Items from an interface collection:
· · · · ·
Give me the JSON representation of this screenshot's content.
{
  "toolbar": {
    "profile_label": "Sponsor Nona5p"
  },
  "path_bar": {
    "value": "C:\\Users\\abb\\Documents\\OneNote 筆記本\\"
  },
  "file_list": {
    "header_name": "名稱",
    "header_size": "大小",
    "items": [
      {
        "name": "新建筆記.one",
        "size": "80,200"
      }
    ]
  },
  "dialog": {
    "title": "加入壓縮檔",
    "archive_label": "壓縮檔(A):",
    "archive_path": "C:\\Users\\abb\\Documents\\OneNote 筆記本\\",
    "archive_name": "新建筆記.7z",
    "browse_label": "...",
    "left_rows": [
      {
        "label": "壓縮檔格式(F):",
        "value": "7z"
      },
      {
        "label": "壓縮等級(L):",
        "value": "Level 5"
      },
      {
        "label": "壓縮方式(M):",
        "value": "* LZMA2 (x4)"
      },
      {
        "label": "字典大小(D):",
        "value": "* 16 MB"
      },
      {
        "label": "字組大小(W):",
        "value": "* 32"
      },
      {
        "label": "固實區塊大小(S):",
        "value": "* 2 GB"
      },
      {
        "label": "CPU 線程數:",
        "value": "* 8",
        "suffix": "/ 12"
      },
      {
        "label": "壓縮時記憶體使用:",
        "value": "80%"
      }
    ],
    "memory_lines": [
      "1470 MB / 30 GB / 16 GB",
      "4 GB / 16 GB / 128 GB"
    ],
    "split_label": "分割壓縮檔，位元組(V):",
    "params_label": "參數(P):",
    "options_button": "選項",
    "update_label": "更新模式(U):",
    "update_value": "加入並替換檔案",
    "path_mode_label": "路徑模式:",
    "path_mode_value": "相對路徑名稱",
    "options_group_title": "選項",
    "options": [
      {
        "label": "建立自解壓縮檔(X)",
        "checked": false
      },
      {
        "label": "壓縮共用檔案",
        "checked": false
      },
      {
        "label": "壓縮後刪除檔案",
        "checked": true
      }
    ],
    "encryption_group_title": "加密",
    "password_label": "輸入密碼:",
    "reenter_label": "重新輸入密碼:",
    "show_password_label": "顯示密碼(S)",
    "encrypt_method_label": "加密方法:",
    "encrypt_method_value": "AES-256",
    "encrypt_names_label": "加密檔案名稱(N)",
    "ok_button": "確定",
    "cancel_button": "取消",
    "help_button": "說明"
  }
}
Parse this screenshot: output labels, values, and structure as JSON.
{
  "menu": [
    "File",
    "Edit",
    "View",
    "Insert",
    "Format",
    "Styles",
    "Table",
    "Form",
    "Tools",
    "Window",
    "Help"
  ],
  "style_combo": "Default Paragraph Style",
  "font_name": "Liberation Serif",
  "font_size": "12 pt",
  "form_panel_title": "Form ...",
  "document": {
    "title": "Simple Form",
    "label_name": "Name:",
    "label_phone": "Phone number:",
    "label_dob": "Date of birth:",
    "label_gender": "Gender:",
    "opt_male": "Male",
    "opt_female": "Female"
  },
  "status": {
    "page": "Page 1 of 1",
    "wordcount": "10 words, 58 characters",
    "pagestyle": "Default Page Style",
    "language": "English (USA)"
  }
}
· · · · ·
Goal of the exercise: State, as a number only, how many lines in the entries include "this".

The completed task: 2